* Problem details: Write the records out again exactly, leaving no images in.

(Page and application data records)
Start of Block
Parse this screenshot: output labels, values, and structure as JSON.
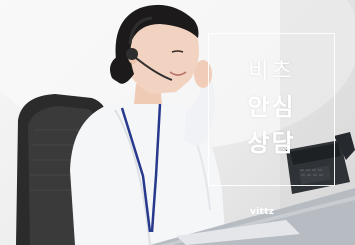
{
  "banner": {
    "title_line1": "비츠",
    "title_line2": "안심",
    "title_line3": "상담",
    "logo_text": "vittz"
  },
  "colors": {
    "background": "#ececec",
    "chair": "#2b2b2b",
    "shirt": "#f4f6f8",
    "hair": "#1c1a1a",
    "skin": "#f2d2c0",
    "phone": "#2e2e2e",
    "lanyard": "#27398c",
    "frame_and_text": "#ffffff"
  },
  "icons": [
    "headset-icon",
    "desk-phone-icon"
  ]
}
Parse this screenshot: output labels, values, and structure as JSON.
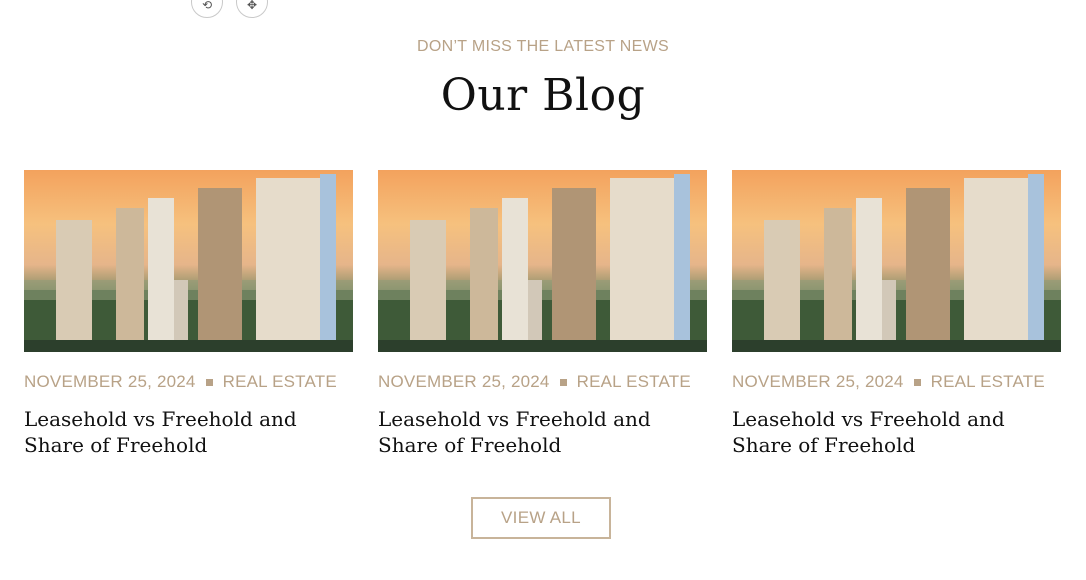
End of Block
* The completed task:
Parse this screenshot: output labels, values, and structure as JSON.
{
  "banner": {
    "title_line1": "비츠",
    "title_line2": "안심",
    "title_line3": "상담",
    "logo_text": "vittz"
  },
  "colors": {
    "background": "#ececec",
    "chair": "#2b2b2b",
    "shirt": "#f4f6f8",
    "hair": "#1c1a1a",
    "skin": "#f2d2c0",
    "phone": "#2e2e2e",
    "lanyard": "#27398c",
    "frame_and_text": "#ffffff"
  },
  "icons": [
    "headset-icon",
    "desk-phone-icon"
  ]
}
Parse this screenshot: output labels, values, and structure as JSON.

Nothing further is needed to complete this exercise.